Led Zeppelin, Coda

Not even Led Zeppelin can make an album of castoffs work. I'm inclined to cut this one some slack as its very existence is due to the band's unwillingness to continue compromised after John Bonham's untimely death, and for that I salute their integrity, but there's a reason they never used these songs: they're just not very good. Whether it's because they were basically soundchecks elevated to track status ("We're Gonna Groove," "I Can't Quit You Baby"), session castoffs ("Poor Tom," "Wearing and Tearing") or jams without a home ("Bonzo's Montreux"), almost none of these tracks really get off the ground and nearly all suffer technical or compositional flaws of some sort. After all, that's why they weren't ever used before, right? The best ones are probably the leftovers from In Through The Out Door ("Wearing and Tearing," "Darlene" and to a lesser extent "Ozone Baby") because they're the most developed and the most technically polished, but other than the interesting percussion solos of "Bonzo's Montreux" the rest of the album is predictable and predictably forgettable.
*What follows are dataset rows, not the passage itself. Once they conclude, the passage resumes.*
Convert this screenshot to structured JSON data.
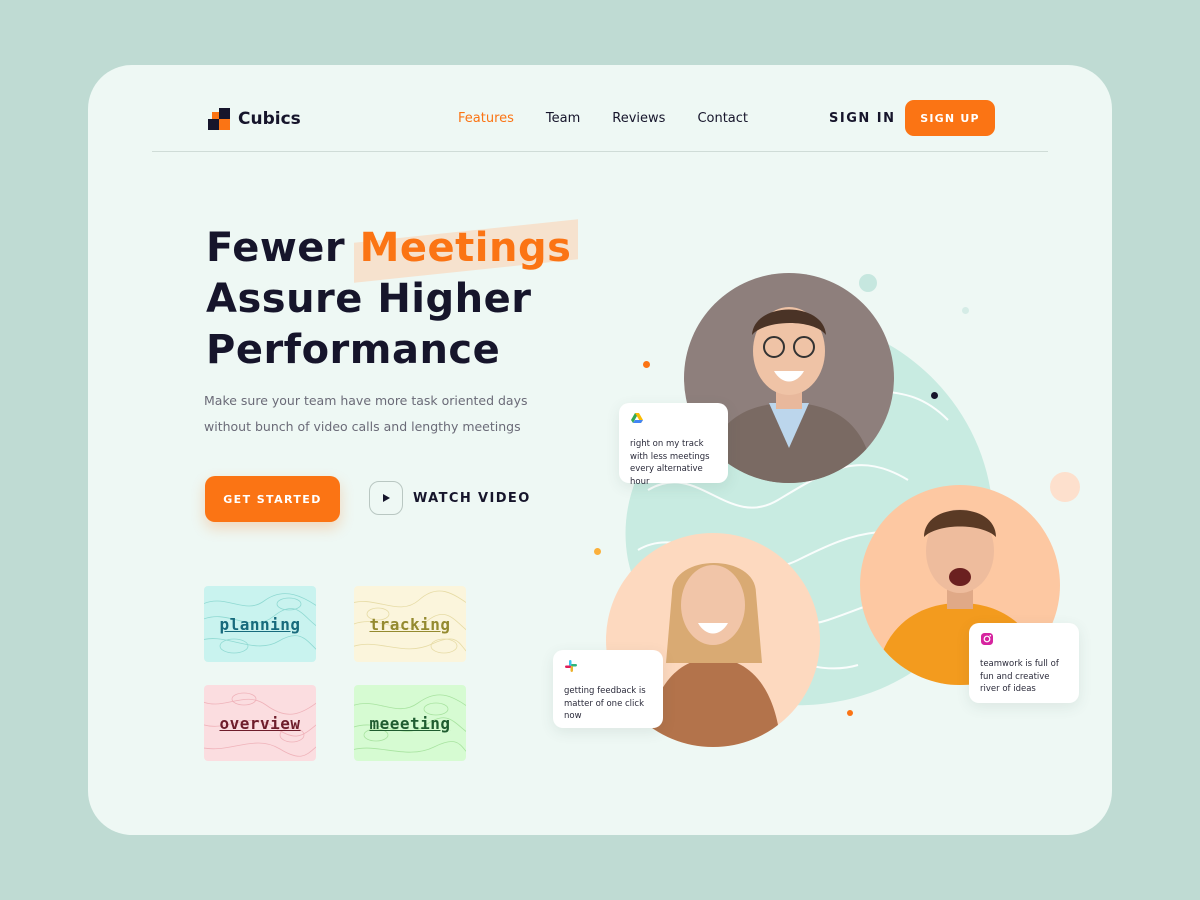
{
  "brand": {
    "name": "Cubics"
  },
  "nav": [
    {
      "label": "Features",
      "active": true
    },
    {
      "label": "Team",
      "active": false
    },
    {
      "label": "Reviews",
      "active": false
    },
    {
      "label": "Contact",
      "active": false
    }
  ],
  "auth": {
    "sign_in": "SIGN IN",
    "sign_up": "SIGN UP"
  },
  "hero": {
    "title_pre": "Fewer ",
    "title_highlight": "Meetings",
    "title_line2": "Assure Higher",
    "title_line3": "Performance",
    "subtitle": "Make sure your team have more task oriented days without bunch of video calls and lengthy meetings",
    "cta_primary": "GET STARTED",
    "cta_secondary": "WATCH VIDEO"
  },
  "tiles": [
    {
      "label": "planning"
    },
    {
      "label": "tracking"
    },
    {
      "label": "overview"
    },
    {
      "label": "meeeting"
    }
  ],
  "testimonials": [
    {
      "icon": "google-drive-icon",
      "text": "right on my track with less meetings every alternative hour"
    },
    {
      "icon": "slack-icon",
      "text": "getting feedback is matter of one click now"
    },
    {
      "icon": "instagram-icon",
      "text": "teamwork is full of fun and creative river of ideas"
    }
  ],
  "colors": {
    "accent": "#fb7414",
    "dark": "#16152b",
    "background": "#bfdbd3",
    "card": "#eef8f4"
  }
}
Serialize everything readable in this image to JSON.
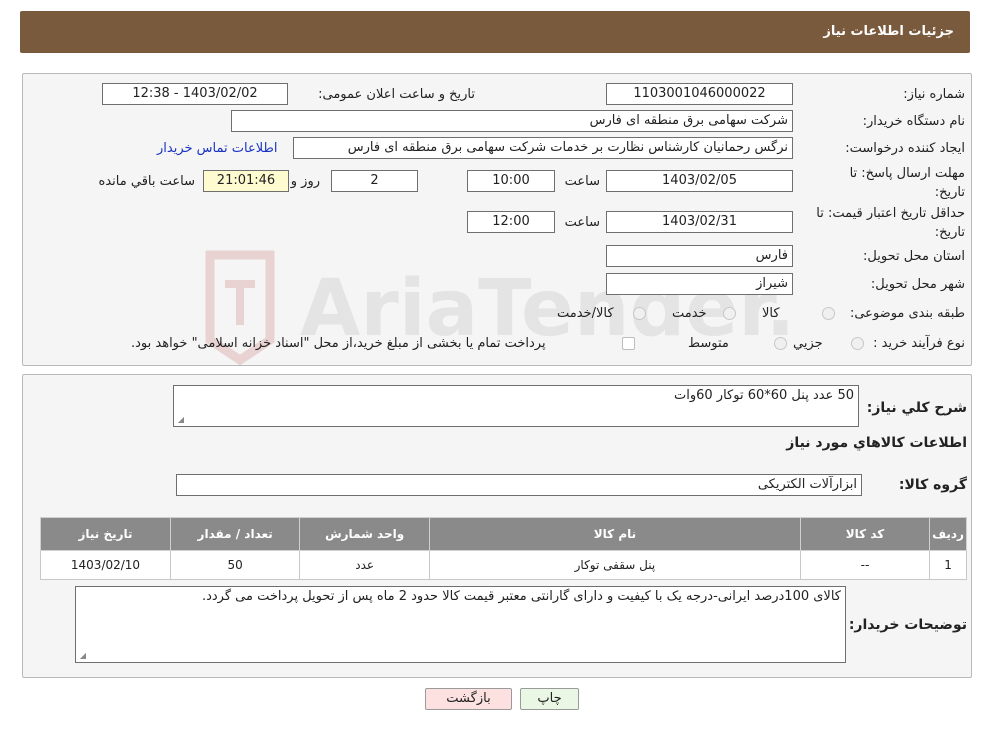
{
  "header": {
    "title": "جزئیات اطلاعات نیاز"
  },
  "form": {
    "need_number_label": "شماره نیاز:",
    "need_number": "1103001046000022",
    "announce_label": "تاریخ و ساعت اعلان عمومی:",
    "announce_value": "1403/02/02 - 12:38",
    "buyer_org_label": "نام دستگاه خریدار:",
    "buyer_org": "شرکت سهامی برق منطقه ای فارس",
    "creator_label": "ایجاد کننده درخواست:",
    "creator": "نرگس رحمانیان کارشناس نظارت بر خدمات شرکت سهامی برق منطقه ای فارس",
    "contact_link": "اطلاعات تماس خریدار",
    "deadline_label_1": "مهلت ارسال پاسخ: تا",
    "deadline_label_2": "تاریخ:",
    "deadline_date": "1403/02/05",
    "time_label": "ساعت",
    "deadline_time": "10:00",
    "days_value": "2",
    "days_label": "روز و",
    "remaining_time": "21:01:46",
    "remaining_label": "ساعت باقي مانده",
    "validity_label_1": "حداقل تاریخ اعتبار قیمت: تا",
    "validity_label_2": "تاریخ:",
    "validity_date": "1403/02/31",
    "validity_time": "12:00",
    "province_label": "استان محل تحویل:",
    "province": "فارس",
    "city_label": "شهر محل تحویل:",
    "city": "شیراز",
    "category_label": "طبقه بندی موضوعی:",
    "category_options": [
      "کالا",
      "خدمت",
      "کالا/خدمت"
    ],
    "process_label": "نوع فرآیند خرید :",
    "process_options": [
      "جزيي",
      "متوسط"
    ],
    "payment_note": "پرداخت تمام یا بخشی از مبلغ خرید،از محل \"اسناد خزانه اسلامی\" خواهد بود."
  },
  "details": {
    "summary_label": "شرح کلي نياز:",
    "summary": "50 عدد پنل 60*60 توکار 60وات",
    "goods_info_title": "اطلاعات کالاهاي مورد نياز",
    "group_label": "گروه کالا:",
    "group_value": "ابزارآلات الکتریکی",
    "table_headers": [
      "رديف",
      "کد کالا",
      "نام کالا",
      "واحد شمارش",
      "تعداد / مقدار",
      "تاریخ نیاز"
    ],
    "rows": [
      [
        "1",
        "--",
        "پنل سقفی توکار",
        "عدد",
        "50",
        "1403/02/10"
      ]
    ],
    "buyer_notes_label": "توضیحات خریدار:",
    "buyer_notes": "کالای 100درصد ایرانی-درجه یک با کیفیت و دارای گارانتی معتبر قیمت کالا حدود 2 ماه پس از تحویل پرداخت می گردد."
  },
  "buttons": {
    "print": "چاپ",
    "back": "بازگشت"
  },
  "watermark": {
    "text": "AriaTender.neT"
  },
  "colors": {
    "header": "#7a5a3c",
    "table_header": "#8a8a8a",
    "back_button": "#fde0e0",
    "print_button": "#eaf7e4",
    "link": "#1a33c4"
  }
}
Throughout Coda I had the distinct feeling that the good stuff was right around the corner, that we were just a bridge away from something marvelous, but nothing ever gelled or shook loose. Sadly, that feeling of unmet expectation is not a good note to end on even though it was the only one they were willing to play. (Content: adult themes on "Poor Tom" and "Darlene.")